*** Records provided ***

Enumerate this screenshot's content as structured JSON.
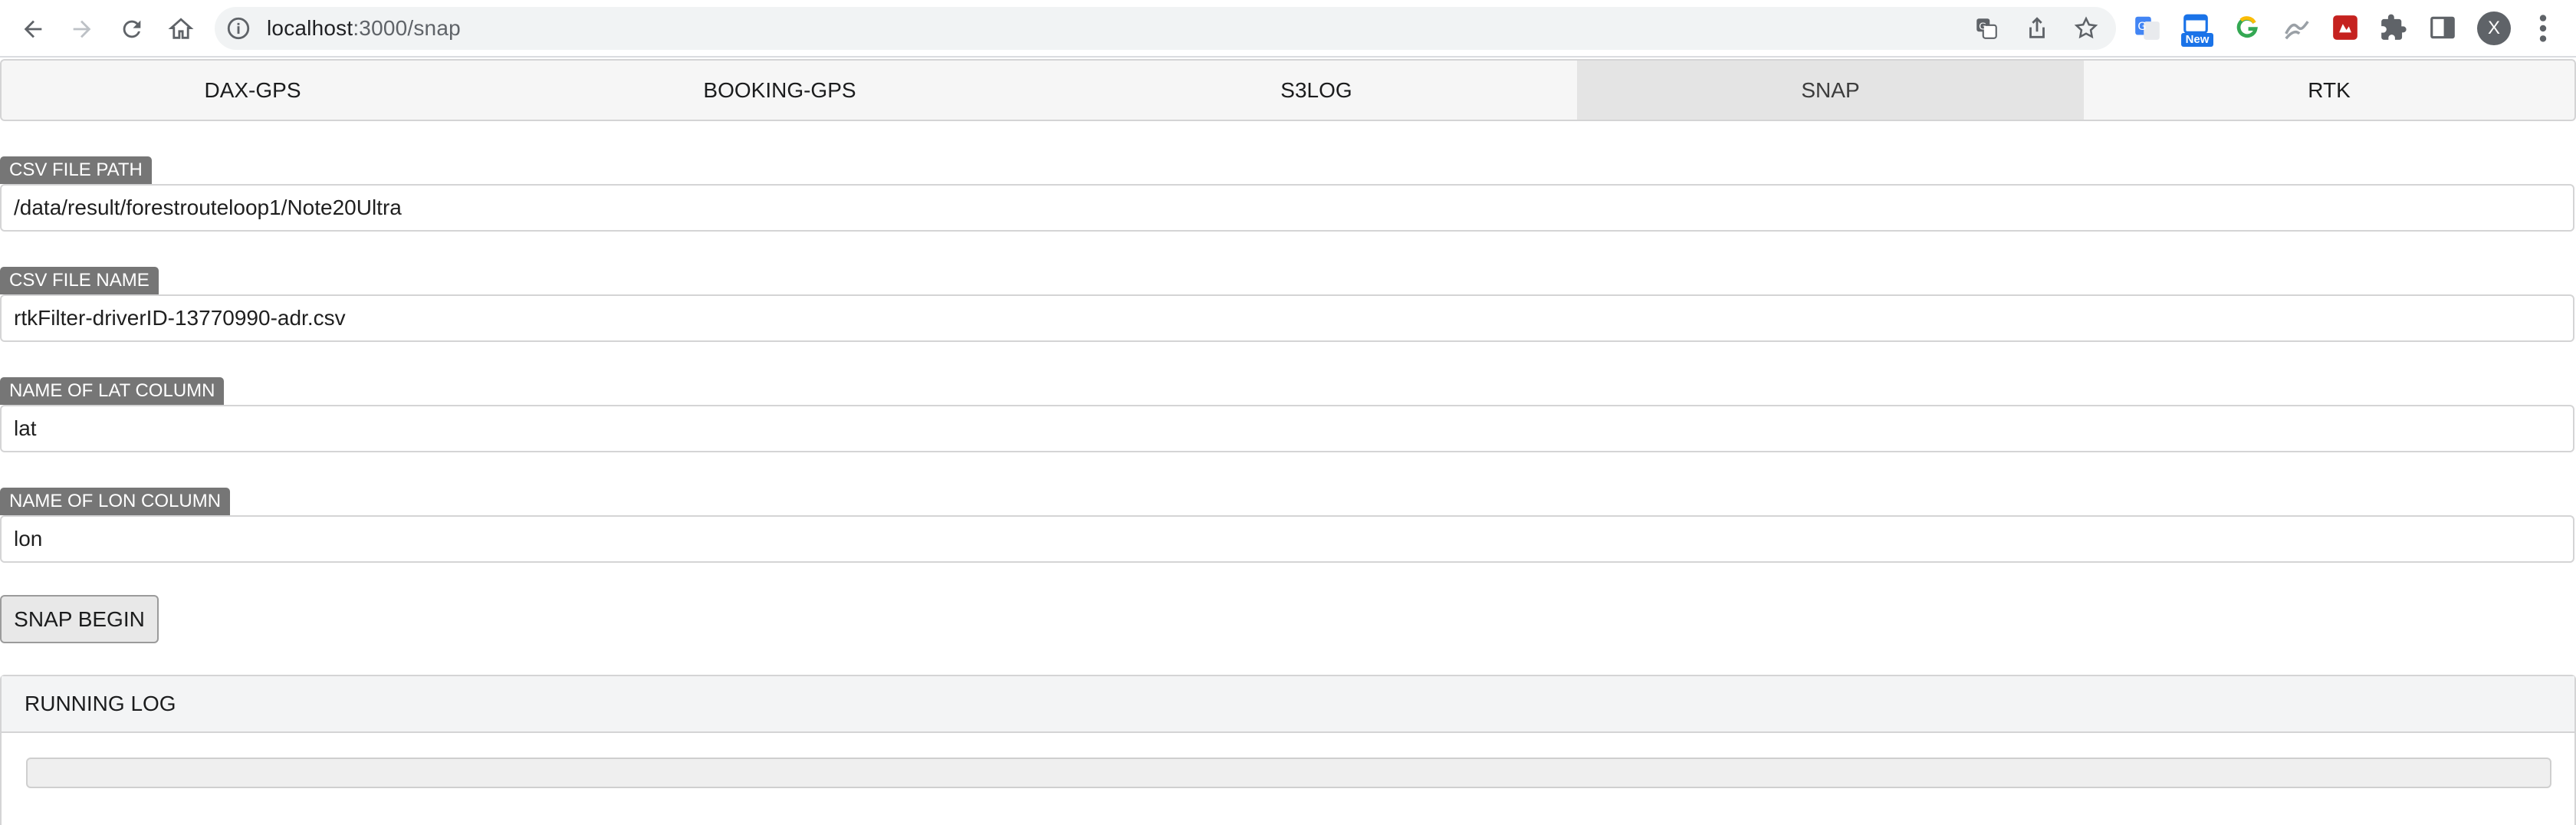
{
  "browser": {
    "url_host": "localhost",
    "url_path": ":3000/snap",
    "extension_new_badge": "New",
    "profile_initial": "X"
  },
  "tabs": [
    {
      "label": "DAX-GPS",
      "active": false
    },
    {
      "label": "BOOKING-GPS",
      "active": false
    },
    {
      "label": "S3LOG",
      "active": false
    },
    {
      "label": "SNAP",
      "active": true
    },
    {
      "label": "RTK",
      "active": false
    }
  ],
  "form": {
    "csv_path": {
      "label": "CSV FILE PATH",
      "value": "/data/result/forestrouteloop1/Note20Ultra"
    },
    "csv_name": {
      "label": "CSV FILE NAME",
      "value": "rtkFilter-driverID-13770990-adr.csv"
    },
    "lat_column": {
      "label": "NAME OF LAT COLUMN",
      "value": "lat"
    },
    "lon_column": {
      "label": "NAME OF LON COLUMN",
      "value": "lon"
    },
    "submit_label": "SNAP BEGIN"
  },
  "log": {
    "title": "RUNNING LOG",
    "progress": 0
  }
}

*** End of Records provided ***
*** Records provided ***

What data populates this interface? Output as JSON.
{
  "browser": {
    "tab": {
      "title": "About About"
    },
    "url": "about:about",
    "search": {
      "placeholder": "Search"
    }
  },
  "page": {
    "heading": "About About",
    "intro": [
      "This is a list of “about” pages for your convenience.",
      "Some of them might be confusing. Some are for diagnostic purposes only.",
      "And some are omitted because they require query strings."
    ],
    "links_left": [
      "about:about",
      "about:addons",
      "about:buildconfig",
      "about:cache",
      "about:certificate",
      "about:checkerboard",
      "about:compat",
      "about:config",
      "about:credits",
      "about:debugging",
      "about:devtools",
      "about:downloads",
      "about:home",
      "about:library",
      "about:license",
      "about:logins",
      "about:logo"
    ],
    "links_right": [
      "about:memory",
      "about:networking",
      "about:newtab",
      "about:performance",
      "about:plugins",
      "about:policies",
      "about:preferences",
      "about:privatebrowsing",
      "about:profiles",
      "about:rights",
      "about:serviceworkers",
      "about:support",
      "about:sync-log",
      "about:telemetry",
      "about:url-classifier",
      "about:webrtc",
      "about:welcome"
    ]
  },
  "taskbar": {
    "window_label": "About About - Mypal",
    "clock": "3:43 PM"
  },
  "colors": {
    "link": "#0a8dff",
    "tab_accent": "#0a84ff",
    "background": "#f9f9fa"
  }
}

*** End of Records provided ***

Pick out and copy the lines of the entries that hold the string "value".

      "value": "/data/result/forestrouteloop1/Note20Ultra"
      "value": "rtkFilter-driverID-13770990-adr.csv"
      "value": "lat"
      "value": "lon"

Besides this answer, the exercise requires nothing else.